## What this task involves
Look for "escalated" in every line of the listing. Copy the lines that have it.

___ Record set

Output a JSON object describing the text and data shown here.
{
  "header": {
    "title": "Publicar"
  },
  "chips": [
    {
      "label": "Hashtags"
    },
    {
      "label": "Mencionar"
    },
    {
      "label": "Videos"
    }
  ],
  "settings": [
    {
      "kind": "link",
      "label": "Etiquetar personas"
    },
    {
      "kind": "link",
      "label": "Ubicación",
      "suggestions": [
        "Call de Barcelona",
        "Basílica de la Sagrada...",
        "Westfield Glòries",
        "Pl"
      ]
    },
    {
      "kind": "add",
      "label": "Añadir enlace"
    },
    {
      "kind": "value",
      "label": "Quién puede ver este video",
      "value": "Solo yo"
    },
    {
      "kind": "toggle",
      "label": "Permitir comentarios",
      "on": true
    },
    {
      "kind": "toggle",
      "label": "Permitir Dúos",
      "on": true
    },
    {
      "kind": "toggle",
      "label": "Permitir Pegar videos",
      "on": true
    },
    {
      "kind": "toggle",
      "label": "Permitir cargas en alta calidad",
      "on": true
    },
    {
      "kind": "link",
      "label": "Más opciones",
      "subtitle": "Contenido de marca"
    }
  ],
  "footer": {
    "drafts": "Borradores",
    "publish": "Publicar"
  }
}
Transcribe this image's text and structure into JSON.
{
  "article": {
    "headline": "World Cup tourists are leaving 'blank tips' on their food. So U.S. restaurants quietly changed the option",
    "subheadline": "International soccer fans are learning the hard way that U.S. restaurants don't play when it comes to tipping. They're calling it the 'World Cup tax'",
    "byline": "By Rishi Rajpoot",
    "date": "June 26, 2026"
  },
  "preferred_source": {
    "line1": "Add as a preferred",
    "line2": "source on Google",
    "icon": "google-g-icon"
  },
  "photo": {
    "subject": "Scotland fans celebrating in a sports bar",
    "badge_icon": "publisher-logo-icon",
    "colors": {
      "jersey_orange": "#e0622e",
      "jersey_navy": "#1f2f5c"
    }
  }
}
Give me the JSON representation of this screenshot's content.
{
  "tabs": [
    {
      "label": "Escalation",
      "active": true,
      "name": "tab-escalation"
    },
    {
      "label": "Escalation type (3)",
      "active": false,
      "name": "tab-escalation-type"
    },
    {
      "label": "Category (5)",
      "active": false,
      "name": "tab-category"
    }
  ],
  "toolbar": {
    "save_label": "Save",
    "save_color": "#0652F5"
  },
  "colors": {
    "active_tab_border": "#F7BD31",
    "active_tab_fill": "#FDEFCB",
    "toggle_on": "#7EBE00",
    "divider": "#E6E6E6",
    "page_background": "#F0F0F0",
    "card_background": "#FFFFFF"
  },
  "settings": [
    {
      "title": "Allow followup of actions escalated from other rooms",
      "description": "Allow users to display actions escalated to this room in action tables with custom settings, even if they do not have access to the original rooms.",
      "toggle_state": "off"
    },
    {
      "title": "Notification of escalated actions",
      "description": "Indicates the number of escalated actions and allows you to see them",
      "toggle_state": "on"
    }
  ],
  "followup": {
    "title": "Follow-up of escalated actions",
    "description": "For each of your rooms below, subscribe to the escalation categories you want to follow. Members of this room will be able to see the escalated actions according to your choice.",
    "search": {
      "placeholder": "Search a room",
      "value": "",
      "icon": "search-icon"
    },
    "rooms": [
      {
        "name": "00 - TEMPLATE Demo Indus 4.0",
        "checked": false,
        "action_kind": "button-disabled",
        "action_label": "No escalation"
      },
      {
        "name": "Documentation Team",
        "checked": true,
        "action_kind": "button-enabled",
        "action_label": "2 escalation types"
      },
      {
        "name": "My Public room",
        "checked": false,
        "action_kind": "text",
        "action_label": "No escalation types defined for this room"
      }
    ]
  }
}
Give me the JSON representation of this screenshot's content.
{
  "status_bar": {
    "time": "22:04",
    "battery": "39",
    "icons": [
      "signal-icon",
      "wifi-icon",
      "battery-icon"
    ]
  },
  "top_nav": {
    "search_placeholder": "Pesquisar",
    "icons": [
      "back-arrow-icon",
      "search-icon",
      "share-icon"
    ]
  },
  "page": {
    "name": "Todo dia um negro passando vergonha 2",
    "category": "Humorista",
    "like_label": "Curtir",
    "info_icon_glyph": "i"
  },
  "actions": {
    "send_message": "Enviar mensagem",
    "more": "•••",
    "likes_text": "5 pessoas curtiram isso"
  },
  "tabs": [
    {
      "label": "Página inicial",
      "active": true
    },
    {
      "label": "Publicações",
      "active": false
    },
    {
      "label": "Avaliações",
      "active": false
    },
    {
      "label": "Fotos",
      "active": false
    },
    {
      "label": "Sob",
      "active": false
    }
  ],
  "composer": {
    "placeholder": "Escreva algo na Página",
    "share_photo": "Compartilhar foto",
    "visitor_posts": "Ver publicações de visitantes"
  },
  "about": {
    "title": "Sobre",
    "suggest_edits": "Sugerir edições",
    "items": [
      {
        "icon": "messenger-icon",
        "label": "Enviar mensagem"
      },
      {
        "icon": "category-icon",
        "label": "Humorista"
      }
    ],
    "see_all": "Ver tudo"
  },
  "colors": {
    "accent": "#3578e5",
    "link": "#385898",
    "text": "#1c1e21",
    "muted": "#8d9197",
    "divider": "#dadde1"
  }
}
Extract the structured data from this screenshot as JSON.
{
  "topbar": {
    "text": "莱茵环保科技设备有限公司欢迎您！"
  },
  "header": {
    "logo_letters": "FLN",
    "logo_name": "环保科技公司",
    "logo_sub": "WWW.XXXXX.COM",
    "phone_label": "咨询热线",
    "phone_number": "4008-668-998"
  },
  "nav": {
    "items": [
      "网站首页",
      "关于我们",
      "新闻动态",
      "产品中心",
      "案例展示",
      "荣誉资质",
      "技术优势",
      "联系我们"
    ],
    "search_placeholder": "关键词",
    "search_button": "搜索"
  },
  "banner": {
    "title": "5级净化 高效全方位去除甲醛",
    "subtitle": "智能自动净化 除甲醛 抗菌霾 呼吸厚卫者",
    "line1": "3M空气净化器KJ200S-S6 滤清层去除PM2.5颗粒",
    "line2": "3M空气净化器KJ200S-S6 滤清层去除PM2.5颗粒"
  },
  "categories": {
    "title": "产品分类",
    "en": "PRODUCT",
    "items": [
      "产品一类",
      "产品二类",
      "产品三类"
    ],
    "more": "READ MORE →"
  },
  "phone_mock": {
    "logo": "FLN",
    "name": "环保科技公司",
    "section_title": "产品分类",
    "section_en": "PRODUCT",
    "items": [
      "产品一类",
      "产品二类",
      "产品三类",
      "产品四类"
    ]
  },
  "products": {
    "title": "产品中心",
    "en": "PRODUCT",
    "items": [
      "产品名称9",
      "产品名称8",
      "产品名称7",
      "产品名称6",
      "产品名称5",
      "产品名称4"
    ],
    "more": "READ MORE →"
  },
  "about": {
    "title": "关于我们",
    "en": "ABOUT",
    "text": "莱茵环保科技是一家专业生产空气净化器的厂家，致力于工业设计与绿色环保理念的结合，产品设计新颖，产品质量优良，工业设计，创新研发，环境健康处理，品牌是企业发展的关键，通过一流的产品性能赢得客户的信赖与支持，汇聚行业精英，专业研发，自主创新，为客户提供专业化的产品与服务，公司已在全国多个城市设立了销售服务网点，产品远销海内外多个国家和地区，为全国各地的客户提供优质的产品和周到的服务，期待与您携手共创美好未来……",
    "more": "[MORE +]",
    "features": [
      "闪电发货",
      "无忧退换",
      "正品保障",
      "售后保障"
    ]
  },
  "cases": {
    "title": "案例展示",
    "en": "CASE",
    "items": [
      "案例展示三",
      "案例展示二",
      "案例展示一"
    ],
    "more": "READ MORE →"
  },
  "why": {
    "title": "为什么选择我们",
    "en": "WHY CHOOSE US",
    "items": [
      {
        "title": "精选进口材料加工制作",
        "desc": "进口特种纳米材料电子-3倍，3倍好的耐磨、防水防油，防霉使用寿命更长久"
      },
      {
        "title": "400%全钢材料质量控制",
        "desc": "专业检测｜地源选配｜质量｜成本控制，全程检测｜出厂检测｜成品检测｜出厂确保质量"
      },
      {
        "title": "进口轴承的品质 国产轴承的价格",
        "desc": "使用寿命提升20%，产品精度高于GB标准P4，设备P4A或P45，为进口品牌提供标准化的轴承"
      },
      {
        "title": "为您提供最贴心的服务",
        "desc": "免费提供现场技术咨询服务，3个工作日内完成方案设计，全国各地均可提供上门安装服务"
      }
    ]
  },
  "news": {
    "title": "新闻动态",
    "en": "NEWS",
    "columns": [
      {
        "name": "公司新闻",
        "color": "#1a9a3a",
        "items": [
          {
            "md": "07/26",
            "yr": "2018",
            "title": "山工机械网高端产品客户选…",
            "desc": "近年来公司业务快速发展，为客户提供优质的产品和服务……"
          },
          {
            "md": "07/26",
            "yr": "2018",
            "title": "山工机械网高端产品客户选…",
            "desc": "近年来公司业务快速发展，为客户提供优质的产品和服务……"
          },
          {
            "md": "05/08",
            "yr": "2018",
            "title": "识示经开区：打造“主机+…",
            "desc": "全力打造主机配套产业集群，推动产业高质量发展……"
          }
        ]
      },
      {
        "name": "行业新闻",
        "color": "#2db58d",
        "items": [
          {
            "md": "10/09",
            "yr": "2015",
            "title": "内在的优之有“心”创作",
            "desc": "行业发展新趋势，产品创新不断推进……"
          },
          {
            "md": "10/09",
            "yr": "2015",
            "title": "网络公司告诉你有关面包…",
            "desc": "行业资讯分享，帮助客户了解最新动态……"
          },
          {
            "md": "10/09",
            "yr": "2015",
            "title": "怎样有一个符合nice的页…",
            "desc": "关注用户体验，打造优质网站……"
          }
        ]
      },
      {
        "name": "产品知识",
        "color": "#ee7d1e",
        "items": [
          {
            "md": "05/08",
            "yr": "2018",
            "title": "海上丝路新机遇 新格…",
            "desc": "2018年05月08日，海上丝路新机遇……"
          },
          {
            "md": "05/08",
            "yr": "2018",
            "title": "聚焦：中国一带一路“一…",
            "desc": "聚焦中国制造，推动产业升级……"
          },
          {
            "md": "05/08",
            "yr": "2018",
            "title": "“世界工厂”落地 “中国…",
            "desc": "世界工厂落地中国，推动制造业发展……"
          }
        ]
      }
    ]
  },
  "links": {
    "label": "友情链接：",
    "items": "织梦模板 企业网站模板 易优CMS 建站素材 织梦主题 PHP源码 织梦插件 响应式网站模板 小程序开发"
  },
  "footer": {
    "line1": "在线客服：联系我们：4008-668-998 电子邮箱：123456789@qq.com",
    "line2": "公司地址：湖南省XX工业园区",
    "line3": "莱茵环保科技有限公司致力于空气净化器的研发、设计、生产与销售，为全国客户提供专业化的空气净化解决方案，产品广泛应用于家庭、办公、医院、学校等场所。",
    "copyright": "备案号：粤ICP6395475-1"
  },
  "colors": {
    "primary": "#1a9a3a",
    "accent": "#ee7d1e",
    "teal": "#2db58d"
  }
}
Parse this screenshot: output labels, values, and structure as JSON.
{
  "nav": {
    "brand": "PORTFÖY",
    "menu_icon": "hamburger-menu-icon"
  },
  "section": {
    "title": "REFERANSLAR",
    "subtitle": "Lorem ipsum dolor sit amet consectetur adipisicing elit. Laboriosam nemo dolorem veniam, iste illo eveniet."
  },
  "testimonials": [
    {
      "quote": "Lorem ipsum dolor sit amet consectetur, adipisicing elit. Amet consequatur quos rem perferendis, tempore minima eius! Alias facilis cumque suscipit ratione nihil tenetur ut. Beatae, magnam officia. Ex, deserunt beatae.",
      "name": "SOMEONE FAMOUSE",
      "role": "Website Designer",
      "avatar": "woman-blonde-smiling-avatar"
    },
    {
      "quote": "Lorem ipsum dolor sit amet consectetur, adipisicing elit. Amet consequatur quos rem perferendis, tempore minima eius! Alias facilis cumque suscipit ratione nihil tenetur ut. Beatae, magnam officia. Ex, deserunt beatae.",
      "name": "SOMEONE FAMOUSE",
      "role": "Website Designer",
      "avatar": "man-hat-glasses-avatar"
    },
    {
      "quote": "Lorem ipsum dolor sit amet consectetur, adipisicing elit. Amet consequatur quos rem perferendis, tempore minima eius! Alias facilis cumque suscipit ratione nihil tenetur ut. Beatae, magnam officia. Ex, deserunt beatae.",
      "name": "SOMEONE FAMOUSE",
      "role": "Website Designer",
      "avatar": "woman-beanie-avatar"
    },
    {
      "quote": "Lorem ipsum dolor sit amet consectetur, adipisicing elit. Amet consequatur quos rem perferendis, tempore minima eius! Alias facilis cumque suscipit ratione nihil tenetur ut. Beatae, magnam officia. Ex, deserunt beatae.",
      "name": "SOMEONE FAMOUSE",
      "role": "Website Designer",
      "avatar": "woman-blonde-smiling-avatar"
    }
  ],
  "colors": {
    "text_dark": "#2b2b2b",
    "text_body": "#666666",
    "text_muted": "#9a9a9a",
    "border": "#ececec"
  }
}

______

## Finished task
      "title": "Allow followup of actions escalated from other rooms",
      "description": "Allow users to display actions escalated to this room in action tables with custom settings, even if they do not have access to the original rooms.",
      "title": "Notification of escalated actions",
      "description": "Indicates the number of escalated actions and allows you to see them",
    "title": "Follow-up of escalated actions",
    "description": "For each of your rooms below, subscribe to the escalation categories you want to follow. Members of this room will be able to see the escalated actions according to your choice.",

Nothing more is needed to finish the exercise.